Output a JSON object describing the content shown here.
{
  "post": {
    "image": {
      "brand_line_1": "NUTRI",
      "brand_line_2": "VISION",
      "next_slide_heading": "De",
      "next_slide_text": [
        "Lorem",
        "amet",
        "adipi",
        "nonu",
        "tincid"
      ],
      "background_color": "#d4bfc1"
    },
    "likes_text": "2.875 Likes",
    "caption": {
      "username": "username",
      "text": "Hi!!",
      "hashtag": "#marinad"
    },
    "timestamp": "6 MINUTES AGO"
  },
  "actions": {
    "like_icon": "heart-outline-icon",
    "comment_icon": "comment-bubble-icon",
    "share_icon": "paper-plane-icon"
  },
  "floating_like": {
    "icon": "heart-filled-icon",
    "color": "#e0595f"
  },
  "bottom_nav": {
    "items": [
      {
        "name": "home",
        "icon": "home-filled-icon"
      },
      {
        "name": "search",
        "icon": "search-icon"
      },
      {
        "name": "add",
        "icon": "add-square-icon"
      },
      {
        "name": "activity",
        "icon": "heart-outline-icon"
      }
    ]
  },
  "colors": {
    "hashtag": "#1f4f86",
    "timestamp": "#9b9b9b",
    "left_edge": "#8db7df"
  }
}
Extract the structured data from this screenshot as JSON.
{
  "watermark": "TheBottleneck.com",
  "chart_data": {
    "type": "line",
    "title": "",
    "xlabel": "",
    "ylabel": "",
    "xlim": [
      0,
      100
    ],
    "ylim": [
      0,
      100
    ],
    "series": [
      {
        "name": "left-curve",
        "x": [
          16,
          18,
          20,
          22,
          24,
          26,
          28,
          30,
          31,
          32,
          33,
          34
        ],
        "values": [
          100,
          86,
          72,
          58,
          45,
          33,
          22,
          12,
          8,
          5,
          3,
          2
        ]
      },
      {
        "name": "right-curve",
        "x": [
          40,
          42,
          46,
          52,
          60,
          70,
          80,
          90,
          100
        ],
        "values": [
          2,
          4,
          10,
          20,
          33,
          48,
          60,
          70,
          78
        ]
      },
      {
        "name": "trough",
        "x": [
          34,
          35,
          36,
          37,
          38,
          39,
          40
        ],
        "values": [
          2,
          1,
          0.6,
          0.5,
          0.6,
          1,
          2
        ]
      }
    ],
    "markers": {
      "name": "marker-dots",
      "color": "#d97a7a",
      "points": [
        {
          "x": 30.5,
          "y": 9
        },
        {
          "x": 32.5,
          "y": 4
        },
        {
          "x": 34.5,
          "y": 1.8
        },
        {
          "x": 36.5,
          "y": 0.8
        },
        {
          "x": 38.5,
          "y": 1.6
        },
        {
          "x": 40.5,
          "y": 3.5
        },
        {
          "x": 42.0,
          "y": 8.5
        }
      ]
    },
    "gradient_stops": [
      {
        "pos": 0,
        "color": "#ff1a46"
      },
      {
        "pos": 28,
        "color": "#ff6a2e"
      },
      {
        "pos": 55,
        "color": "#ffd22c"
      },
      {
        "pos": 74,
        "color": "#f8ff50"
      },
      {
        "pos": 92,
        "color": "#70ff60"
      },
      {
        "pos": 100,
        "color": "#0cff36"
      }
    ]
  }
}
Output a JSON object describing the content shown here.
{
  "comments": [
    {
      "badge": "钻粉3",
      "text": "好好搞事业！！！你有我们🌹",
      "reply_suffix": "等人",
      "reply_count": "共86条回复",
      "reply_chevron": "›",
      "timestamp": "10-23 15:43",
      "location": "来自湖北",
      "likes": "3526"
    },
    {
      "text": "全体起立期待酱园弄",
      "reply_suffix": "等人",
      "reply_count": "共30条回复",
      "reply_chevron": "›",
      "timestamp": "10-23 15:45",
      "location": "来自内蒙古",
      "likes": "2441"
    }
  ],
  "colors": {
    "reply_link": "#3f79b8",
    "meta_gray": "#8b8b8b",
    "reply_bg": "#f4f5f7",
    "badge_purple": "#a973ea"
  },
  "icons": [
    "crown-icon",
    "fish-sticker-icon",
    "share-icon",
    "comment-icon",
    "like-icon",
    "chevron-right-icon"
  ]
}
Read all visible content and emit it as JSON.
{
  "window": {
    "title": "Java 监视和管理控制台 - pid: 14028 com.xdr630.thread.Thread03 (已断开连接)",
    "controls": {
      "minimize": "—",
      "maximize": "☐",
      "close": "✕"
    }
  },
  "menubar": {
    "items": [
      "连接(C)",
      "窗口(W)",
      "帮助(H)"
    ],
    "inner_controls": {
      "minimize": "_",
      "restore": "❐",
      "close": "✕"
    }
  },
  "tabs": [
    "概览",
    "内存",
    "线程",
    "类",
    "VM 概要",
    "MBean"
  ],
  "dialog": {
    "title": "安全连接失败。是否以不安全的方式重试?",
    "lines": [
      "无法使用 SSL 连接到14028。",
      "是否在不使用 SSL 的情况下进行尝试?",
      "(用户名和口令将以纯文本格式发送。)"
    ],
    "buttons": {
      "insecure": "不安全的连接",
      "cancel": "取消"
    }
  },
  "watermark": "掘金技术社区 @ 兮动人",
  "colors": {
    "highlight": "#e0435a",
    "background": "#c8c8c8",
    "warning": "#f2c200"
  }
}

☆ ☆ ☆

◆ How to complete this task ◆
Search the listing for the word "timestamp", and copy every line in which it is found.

◆ Output ◆
    "timestamp": "6 MINUTES AGO"
    "timestamp": "#9b9b9b",
      "timestamp": "10-23 15:43",
      "timestamp": "10-23 15:45",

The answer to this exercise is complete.